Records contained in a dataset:

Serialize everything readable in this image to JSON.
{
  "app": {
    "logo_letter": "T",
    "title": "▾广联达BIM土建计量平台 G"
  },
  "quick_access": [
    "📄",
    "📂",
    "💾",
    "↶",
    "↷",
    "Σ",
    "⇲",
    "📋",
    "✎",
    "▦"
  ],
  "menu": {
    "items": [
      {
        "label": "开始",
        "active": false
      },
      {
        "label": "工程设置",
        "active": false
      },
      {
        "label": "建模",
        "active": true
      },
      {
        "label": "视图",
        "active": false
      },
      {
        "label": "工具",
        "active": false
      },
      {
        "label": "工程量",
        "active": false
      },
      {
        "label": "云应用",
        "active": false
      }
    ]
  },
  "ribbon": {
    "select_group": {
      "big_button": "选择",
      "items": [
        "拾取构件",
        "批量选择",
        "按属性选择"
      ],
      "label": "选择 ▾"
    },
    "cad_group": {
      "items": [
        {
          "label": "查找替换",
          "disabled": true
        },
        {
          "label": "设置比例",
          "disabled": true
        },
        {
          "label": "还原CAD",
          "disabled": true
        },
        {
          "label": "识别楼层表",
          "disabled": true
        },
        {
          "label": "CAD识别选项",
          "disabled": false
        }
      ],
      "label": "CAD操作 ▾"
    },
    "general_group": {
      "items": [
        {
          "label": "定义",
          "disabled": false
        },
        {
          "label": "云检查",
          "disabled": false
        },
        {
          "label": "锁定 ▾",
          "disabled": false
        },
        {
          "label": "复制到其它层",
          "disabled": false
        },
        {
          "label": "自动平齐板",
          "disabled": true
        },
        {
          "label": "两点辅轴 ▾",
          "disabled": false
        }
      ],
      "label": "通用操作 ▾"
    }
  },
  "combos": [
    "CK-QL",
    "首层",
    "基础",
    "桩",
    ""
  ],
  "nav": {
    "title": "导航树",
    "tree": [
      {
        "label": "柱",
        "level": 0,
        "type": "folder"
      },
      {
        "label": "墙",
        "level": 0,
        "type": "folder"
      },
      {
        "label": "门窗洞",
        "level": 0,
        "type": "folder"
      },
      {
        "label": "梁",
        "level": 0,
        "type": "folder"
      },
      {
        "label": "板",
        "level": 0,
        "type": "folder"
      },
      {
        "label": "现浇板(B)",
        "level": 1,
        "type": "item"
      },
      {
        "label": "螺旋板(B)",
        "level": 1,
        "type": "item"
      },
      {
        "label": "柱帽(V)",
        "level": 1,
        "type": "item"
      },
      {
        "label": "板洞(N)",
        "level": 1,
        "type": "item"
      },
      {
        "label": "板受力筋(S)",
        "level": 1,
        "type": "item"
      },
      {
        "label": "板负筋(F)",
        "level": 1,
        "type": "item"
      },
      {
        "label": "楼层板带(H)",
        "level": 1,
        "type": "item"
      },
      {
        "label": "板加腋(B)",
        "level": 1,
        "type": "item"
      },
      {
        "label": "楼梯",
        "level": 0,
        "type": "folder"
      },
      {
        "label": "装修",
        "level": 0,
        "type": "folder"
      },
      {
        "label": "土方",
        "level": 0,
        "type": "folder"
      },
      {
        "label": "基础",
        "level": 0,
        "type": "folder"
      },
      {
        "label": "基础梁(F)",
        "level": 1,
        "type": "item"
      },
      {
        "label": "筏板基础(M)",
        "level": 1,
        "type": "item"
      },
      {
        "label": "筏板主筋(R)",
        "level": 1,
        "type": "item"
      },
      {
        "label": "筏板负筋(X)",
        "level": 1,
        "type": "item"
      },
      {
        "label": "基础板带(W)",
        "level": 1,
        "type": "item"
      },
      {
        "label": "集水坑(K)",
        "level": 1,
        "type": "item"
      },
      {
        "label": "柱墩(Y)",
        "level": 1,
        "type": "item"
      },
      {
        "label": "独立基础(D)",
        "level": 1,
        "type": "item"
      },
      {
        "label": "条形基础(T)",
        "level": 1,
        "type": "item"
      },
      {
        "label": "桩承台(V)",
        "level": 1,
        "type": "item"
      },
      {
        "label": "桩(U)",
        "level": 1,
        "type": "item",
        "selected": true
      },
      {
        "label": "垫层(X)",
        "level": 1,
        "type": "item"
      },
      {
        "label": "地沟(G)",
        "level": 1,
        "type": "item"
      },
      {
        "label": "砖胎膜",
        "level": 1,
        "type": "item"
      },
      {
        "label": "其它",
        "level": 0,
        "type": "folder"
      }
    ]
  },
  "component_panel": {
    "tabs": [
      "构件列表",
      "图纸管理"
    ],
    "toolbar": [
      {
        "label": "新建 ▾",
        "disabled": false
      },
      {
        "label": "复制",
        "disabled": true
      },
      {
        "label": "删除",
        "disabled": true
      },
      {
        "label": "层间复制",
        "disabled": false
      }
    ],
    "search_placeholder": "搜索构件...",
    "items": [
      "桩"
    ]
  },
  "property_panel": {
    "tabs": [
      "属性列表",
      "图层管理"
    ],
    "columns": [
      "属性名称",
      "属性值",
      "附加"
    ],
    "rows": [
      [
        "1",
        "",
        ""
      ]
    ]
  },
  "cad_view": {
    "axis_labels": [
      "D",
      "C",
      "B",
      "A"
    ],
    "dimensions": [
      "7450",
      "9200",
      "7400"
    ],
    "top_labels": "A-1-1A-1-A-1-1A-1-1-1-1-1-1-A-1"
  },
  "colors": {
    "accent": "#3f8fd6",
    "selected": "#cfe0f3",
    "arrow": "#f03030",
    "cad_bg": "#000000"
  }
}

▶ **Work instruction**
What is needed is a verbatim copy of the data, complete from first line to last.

▶ **Task output**
Serialize everything readable in this image to JSON.
{
  "app": {
    "logo_letter": "T",
    "title": "▾广联达BIM土建计量平台 G"
  },
  "quick_access": [
    "📄",
    "📂",
    "💾",
    "↶",
    "↷",
    "Σ",
    "⇲",
    "📋",
    "✎",
    "▦"
  ],
  "menu": {
    "items": [
      {
        "label": "开始",
        "active": false
      },
      {
        "label": "工程设置",
        "active": false
      },
      {
        "label": "建模",
        "active": true
      },
      {
        "label": "视图",
        "active": false
      },
      {
        "label": "工具",
        "active": false
      },
      {
        "label": "工程量",
        "active": false
      },
      {
        "label": "云应用",
        "active": false
      }
    ]
  },
  "ribbon": {
    "select_group": {
      "big_button": "选择",
      "items": [
        "拾取构件",
        "批量选择",
        "按属性选择"
      ],
      "label": "选择 ▾"
    },
    "cad_group": {
      "items": [
        {
          "label": "查找替换",
          "disabled": true
        },
        {
          "label": "设置比例",
          "disabled": true
        },
        {
          "label": "还原CAD",
          "disabled": true
        },
        {
          "label": "识别楼层表",
          "disabled": true
        },
        {
          "label": "CAD识别选项",
          "disabled": false
        }
      ],
      "label": "CAD操作 ▾"
    },
    "general_group": {
      "items": [
        {
          "label": "定义",
          "disabled": false
        },
        {
          "label": "云检查",
          "disabled": false
        },
        {
          "label": "锁定 ▾",
          "disabled": false
        },
        {
          "label": "复制到其它层",
          "disabled": false
        },
        {
          "label": "自动平齐板",
          "disabled": true
        },
        {
          "label": "两点辅轴 ▾",
          "disabled": false
        }
      ],
      "label": "通用操作 ▾"
    }
  },
  "combos": [
    "CK-QL",
    "首层",
    "基础",
    "桩",
    ""
  ],
  "nav": {
    "title": "导航树",
    "tree": [
      {
        "label": "柱",
        "level": 0,
        "type": "folder"
      },
      {
        "label": "墙",
        "level": 0,
        "type": "folder"
      },
      {
        "label": "门窗洞",
        "level": 0,
        "type": "folder"
      },
      {
        "label": "梁",
        "level": 0,
        "type": "folder"
      },
      {
        "label": "板",
        "level": 0,
        "type": "folder"
      },
      {
        "label": "现浇板(B)",
        "level": 1,
        "type": "item"
      },
      {
        "label": "螺旋板(B)",
        "level": 1,
        "type": "item"
      },
      {
        "label": "柱帽(V)",
        "level": 1,
        "type": "item"
      },
      {
        "label": "板洞(N)",
        "level": 1,
        "type": "item"
      },
      {
        "label": "板受力筋(S)",
        "level": 1,
        "type": "item"
      },
      {
        "label": "板负筋(F)",
        "level": 1,
        "type": "item"
      },
      {
        "label": "楼层板带(H)",
        "level": 1,
        "type": "item"
      },
      {
        "label": "板加腋(B)",
        "level": 1,
        "type": "item"
      },
      {
        "label": "楼梯",
        "level": 0,
        "type": "folder"
      },
      {
        "label": "装修",
        "level": 0,
        "type": "folder"
      },
      {
        "label": "土方",
        "level": 0,
        "type": "folder"
      },
      {
        "label": "基础",
        "level": 0,
        "type": "folder"
      },
      {
        "label": "基础梁(F)",
        "level": 1,
        "type": "item"
      },
      {
        "label": "筏板基础(M)",
        "level": 1,
        "type": "item"
      },
      {
        "label": "筏板主筋(R)",
        "level": 1,
        "type": "item"
      },
      {
        "label": "筏板负筋(X)",
        "level": 1,
        "type": "item"
      },
      {
        "label": "基础板带(W)",
        "level": 1,
        "type": "item"
      },
      {
        "label": "集水坑(K)",
        "level": 1,
        "type": "item"
      },
      {
        "label": "柱墩(Y)",
        "level": 1,
        "type": "item"
      },
      {
        "label": "独立基础(D)",
        "level": 1,
        "type": "item"
      },
      {
        "label": "条形基础(T)",
        "level": 1,
        "type": "item"
      },
      {
        "label": "桩承台(V)",
        "level": 1,
        "type": "item"
      },
      {
        "label": "桩(U)",
        "level": 1,
        "type": "item",
        "selected": true
      },
      {
        "label": "垫层(X)",
        "level": 1,
        "type": "item"
      },
      {
        "label": "地沟(G)",
        "level": 1,
        "type": "item"
      },
      {
        "label": "砖胎膜",
        "level": 1,
        "type": "item"
      },
      {
        "label": "其它",
        "level": 0,
        "type": "folder"
      }
    ]
  },
  "component_panel": {
    "tabs": [
      "构件列表",
      "图纸管理"
    ],
    "toolbar": [
      {
        "label": "新建 ▾",
        "disabled": false
      },
      {
        "label": "复制",
        "disabled": true
      },
      {
        "label": "删除",
        "disabled": true
      },
      {
        "label": "层间复制",
        "disabled": false
      }
    ],
    "search_placeholder": "搜索构件...",
    "items": [
      "桩"
    ]
  },
  "property_panel": {
    "tabs": [
      "属性列表",
      "图层管理"
    ],
    "columns": [
      "属性名称",
      "属性值",
      "附加"
    ],
    "rows": [
      [
        "1",
        "",
        ""
      ]
    ]
  },
  "cad_view": {
    "axis_labels": [
      "D",
      "C",
      "B",
      "A"
    ],
    "dimensions": [
      "7450",
      "9200",
      "7400"
    ],
    "top_labels": "A-1-1A-1-A-1-1A-1-1-1-1-1-1-A-1"
  },
  "colors": {
    "accent": "#3f8fd6",
    "selected": "#cfe0f3",
    "arrow": "#f03030",
    "cad_bg": "#000000"
  }
}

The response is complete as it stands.